Why a National Healthy Schools Day?

  • Many schools have problems linked to indoor air quality.
  •  Children are more vulnerable to environmental hazards.
  •  Children spend an average of 30 to 50 hours per week in school.
  •  Staff spend even more time in their school workplaces.
  •  Poor indoor environmental quality is associated with a wide rage of problems that include respiratory illnesses and poor concentration leading to poor learning. Athletes need clean air in order to achieve their best and so do students!
  •  Asthma studies show up to 13% and in some areas 17% of school age children have asthma, the leading cause of school absenteeism, accounting for thousands of missed school days each year, and high costs to the medical system.
  •  There is no longer any doubt. Many studies have found positive health impacts from improved indoor air quality.
  •  Children attending schools in good condition score 5 to 10 percent higher on standardized tests than students who attend schools in poor condition.
  •  Studies show that resources put into improving indoor environment quality have a rapid pay back.
  •  Our Country’s school boards commonly make very difficult decisions between cutting back much-needed academic programs vs. cutting back on needed building maintenance.
  •  Healthy new and existing schools provide cleaner air, improved lighting, and reduced exposures to toxic substances, and provide a healthier and safer learning environment for children, and improved academic achievement and well-being.
  •  Federal and provincial governments have demonstrated interest in this important issue by developing programs like the Tools for Schools IAQ Action Kit, creating data, information and conferences on school IAQ; and are working to provide healthier schools every day. Use the Kit in your school!
  •  Our schools have the great responsibility of guiding the future of our children.  Our children are our country’s greatest resource.

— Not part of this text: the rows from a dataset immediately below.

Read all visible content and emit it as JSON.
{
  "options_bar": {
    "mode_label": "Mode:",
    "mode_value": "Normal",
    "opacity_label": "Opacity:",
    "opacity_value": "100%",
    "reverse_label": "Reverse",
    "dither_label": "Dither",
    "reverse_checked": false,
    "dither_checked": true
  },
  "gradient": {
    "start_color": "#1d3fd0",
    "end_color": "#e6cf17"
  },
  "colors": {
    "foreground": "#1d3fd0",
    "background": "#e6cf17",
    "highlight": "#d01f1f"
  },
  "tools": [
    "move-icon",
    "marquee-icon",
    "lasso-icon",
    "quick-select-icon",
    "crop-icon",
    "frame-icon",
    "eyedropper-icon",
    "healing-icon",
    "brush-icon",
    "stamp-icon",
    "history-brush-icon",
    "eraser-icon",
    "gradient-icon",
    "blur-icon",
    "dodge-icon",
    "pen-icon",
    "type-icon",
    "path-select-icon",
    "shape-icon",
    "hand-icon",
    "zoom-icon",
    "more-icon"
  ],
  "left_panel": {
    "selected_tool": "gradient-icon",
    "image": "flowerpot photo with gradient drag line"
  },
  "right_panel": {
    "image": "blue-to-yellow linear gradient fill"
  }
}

Projects don’t have to be held on the exact day.

They can be an ongoing project(s) or take some other form.

They just need to be designated as a Healthy Schools Day project to mark or draw attention to Healthy Schools Day in Canada – journée des écoles saines du Canada.


Twelve national and provincial organizations met on March 12, 2009 to declare a national Healthy Schools Day in Canada to focus on school indoor environment issues such as air quality. Since then, over 35 organizations have given their support.

The purpose of the day is to foster improvements, celebrate successes, and create projects that make indoor environments of new and existing schools the best they can be.

Every year, Healthy Schools Day in Canada (HSD) will give citizens, students, teachers, organizations, school boards, and all Canadians, a time to focus on school buildings’ indoor environment quality to benefit the health and learning ability of our country’s school children, and protect the health of workers in Canadian schools.

CASLE (Canadians for A Safe Learning Environment) was the organizer of Healthy Schools Day in 2009 and coordinated the Day until 2017. Canadian Partnership for Children’s Health & Environment (CPCHE) is coordinating Healthy Schools Day now and we encourage all to continue participating in this important event.